Required work
Whatever the records contain, reproduce all of them exactly.

Given entries

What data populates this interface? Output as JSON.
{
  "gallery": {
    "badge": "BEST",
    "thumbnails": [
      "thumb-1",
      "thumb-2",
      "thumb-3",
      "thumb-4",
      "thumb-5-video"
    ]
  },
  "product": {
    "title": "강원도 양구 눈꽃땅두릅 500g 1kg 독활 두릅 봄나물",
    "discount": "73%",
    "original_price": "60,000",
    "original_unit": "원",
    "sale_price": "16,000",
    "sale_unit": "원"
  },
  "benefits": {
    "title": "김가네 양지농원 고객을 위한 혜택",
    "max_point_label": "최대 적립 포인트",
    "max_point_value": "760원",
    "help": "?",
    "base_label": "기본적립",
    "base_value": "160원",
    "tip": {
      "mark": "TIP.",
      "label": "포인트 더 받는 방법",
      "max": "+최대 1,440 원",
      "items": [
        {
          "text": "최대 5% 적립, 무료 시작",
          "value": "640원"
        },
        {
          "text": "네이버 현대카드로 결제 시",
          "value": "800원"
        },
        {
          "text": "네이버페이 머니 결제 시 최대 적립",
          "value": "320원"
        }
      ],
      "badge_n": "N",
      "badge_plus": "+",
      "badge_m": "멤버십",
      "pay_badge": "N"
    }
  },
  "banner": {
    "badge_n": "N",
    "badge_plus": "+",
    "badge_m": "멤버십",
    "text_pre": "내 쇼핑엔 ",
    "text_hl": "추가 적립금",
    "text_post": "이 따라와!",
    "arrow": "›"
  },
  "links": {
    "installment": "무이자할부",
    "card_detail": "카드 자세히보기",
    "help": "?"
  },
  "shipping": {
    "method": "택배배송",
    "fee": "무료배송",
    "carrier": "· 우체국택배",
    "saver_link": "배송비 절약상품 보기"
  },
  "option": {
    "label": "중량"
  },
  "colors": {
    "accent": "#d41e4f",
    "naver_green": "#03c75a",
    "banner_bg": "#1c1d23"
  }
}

Task result
What data populates this interface? Output as JSON.
{
  "gallery": {
    "badge": "BEST",
    "thumbnails": [
      "thumb-1",
      "thumb-2",
      "thumb-3",
      "thumb-4",
      "thumb-5-video"
    ]
  },
  "product": {
    "title": "강원도 양구 눈꽃땅두릅 500g 1kg 독활 두릅 봄나물",
    "discount": "73%",
    "original_price": "60,000",
    "original_unit": "원",
    "sale_price": "16,000",
    "sale_unit": "원"
  },
  "benefits": {
    "title": "김가네 양지농원 고객을 위한 혜택",
    "max_point_label": "최대 적립 포인트",
    "max_point_value": "760원",
    "help": "?",
    "base_label": "기본적립",
    "base_value": "160원",
    "tip": {
      "mark": "TIP.",
      "label": "포인트 더 받는 방법",
      "max": "+최대 1,440 원",
      "items": [
        {
          "text": "최대 5% 적립, 무료 시작",
          "value": "640원"
        },
        {
          "text": "네이버 현대카드로 결제 시",
          "value": "800원"
        },
        {
          "text": "네이버페이 머니 결제 시 최대 적립",
          "value": "320원"
        }
      ],
      "badge_n": "N",
      "badge_plus": "+",
      "badge_m": "멤버십",
      "pay_badge": "N"
    }
  },
  "banner": {
    "badge_n": "N",
    "badge_plus": "+",
    "badge_m": "멤버십",
    "text_pre": "내 쇼핑엔 ",
    "text_hl": "추가 적립금",
    "text_post": "이 따라와!",
    "arrow": "›"
  },
  "links": {
    "installment": "무이자할부",
    "card_detail": "카드 자세히보기",
    "help": "?"
  },
  "shipping": {
    "method": "택배배송",
    "fee": "무료배송",
    "carrier": "· 우체국택배",
    "saver_link": "배송비 절약상품 보기"
  },
  "option": {
    "label": "중량"
  },
  "colors": {
    "accent": "#d41e4f",
    "naver_green": "#03c75a",
    "banner_bg": "#1c1d23"
  }
}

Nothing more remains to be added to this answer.